*Exercise goal*.
Please count how many lines below contain the word "JSON" and reply with only that number.
Segment Start: Source material
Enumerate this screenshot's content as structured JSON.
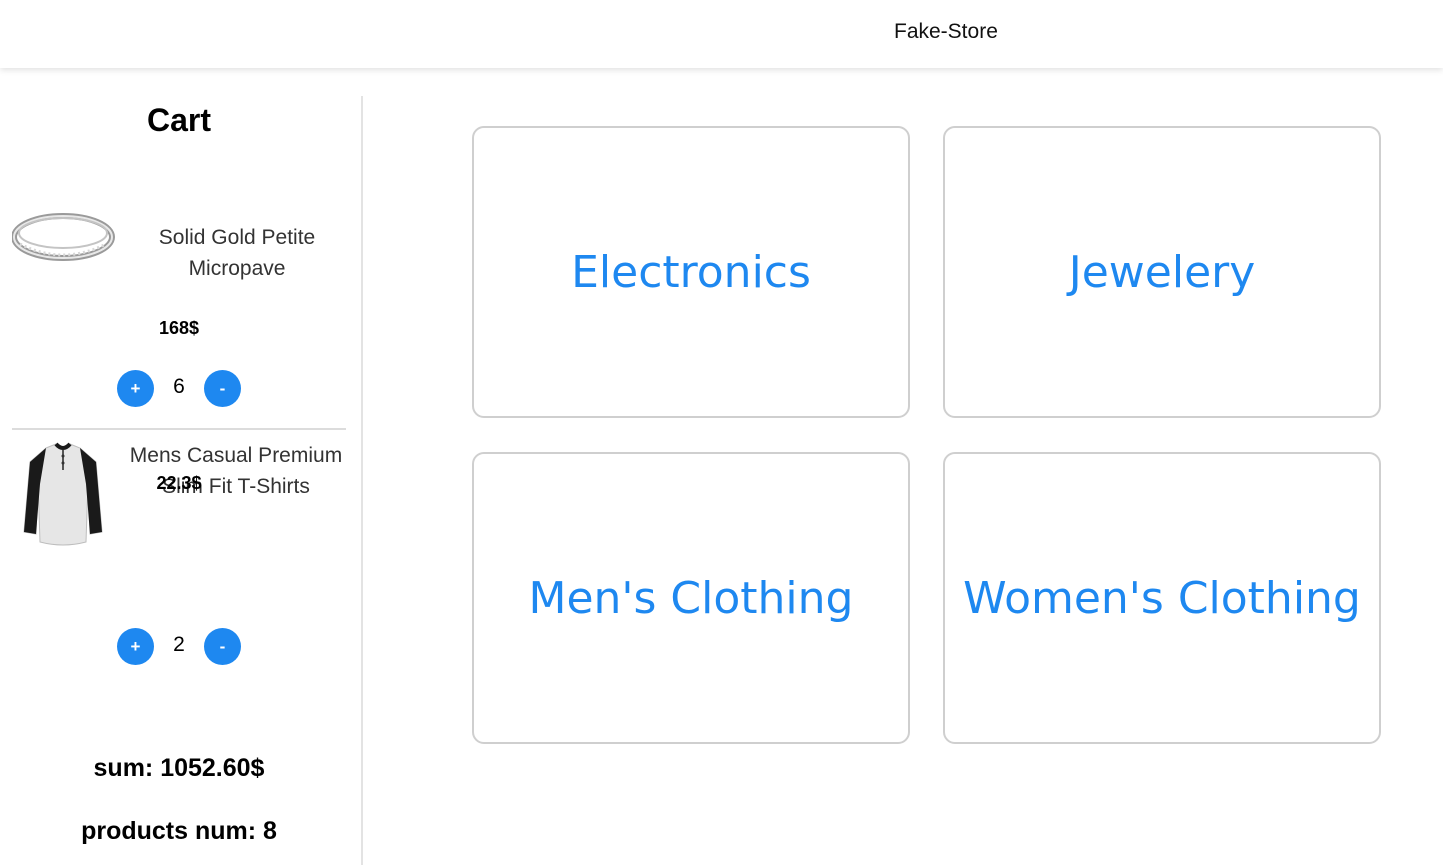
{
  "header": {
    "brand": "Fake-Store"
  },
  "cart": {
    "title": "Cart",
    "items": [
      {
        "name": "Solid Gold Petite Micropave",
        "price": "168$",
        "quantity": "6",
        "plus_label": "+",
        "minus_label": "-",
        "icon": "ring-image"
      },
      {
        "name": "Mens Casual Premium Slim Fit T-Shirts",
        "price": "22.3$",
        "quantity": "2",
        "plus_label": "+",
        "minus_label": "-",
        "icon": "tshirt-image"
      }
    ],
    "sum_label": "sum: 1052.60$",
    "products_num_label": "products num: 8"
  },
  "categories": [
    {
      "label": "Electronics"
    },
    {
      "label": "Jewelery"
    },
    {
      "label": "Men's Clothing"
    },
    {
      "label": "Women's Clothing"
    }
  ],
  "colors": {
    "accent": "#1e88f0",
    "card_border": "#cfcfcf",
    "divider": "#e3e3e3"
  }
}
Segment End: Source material
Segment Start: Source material
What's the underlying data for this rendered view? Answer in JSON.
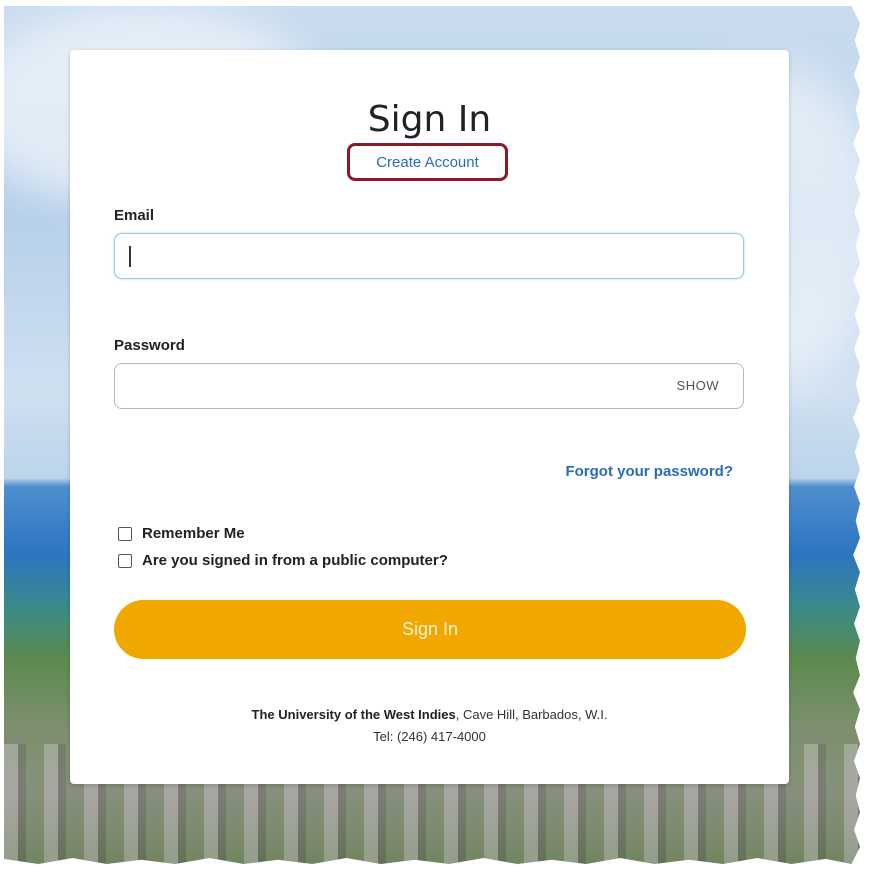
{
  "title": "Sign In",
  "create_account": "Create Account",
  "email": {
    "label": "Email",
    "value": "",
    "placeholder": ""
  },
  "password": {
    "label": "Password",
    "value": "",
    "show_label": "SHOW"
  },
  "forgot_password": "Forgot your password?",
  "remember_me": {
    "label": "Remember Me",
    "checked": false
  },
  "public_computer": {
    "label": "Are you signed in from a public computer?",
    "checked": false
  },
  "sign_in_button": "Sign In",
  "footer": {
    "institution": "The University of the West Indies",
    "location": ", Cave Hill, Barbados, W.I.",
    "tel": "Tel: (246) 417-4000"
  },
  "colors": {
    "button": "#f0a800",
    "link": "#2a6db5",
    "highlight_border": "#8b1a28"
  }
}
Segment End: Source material
*Output of the exercise*.
2